MATERIAL FOR THIS TASK
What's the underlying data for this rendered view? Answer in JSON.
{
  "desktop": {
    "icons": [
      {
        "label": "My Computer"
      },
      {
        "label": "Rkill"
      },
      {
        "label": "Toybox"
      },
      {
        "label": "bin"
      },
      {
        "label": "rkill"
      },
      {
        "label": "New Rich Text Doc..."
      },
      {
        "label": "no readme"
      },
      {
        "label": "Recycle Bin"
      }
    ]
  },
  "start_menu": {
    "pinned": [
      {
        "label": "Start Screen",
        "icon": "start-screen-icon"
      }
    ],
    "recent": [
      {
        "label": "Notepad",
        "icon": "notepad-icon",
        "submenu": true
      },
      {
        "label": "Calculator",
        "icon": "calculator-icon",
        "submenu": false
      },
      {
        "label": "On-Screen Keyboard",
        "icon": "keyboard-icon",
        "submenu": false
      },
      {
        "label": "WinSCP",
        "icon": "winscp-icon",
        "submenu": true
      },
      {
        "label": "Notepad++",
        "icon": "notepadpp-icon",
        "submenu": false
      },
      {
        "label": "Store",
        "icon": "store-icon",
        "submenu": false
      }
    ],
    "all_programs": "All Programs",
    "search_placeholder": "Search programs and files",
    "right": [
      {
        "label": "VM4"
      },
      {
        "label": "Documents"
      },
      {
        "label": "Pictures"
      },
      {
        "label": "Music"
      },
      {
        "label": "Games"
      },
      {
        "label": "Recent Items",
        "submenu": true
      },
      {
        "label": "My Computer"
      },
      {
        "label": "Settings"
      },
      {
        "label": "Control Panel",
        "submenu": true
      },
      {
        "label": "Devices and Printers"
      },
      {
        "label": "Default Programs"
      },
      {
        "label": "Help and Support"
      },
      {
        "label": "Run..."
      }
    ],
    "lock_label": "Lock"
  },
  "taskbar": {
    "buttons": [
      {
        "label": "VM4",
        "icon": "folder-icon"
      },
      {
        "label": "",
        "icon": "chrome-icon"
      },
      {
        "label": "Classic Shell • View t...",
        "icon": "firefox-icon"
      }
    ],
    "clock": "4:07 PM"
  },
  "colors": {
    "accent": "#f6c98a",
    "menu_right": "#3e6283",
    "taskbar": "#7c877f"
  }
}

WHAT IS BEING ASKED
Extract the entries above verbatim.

EXERCISE RESPONSE
What's the underlying data for this rendered view? Answer in JSON.
{
  "desktop": {
    "icons": [
      {
        "label": "My Computer"
      },
      {
        "label": "Rkill"
      },
      {
        "label": "Toybox"
      },
      {
        "label": "bin"
      },
      {
        "label": "rkill"
      },
      {
        "label": "New Rich Text Doc..."
      },
      {
        "label": "no readme"
      },
      {
        "label": "Recycle Bin"
      }
    ]
  },
  "start_menu": {
    "pinned": [
      {
        "label": "Start Screen",
        "icon": "start-screen-icon"
      }
    ],
    "recent": [
      {
        "label": "Notepad",
        "icon": "notepad-icon",
        "submenu": true
      },
      {
        "label": "Calculator",
        "icon": "calculator-icon",
        "submenu": false
      },
      {
        "label": "On-Screen Keyboard",
        "icon": "keyboard-icon",
        "submenu": false
      },
      {
        "label": "WinSCP",
        "icon": "winscp-icon",
        "submenu": true
      },
      {
        "label": "Notepad++",
        "icon": "notepadpp-icon",
        "submenu": false
      },
      {
        "label": "Store",
        "icon": "store-icon",
        "submenu": false
      }
    ],
    "all_programs": "All Programs",
    "search_placeholder": "Search programs and files",
    "right": [
      {
        "label": "VM4"
      },
      {
        "label": "Documents"
      },
      {
        "label": "Pictures"
      },
      {
        "label": "Music"
      },
      {
        "label": "Games"
      },
      {
        "label": "Recent Items",
        "submenu": true
      },
      {
        "label": "My Computer"
      },
      {
        "label": "Settings"
      },
      {
        "label": "Control Panel",
        "submenu": true
      },
      {
        "label": "Devices and Printers"
      },
      {
        "label": "Default Programs"
      },
      {
        "label": "Help and Support"
      },
      {
        "label": "Run..."
      }
    ],
    "lock_label": "Lock"
  },
  "taskbar": {
    "buttons": [
      {
        "label": "VM4",
        "icon": "folder-icon"
      },
      {
        "label": "",
        "icon": "chrome-icon"
      },
      {
        "label": "Classic Shell • View t...",
        "icon": "firefox-icon"
      }
    ],
    "clock": "4:07 PM"
  },
  "colors": {
    "accent": "#f6c98a",
    "menu_right": "#3e6283",
    "taskbar": "#7c877f"
  }
}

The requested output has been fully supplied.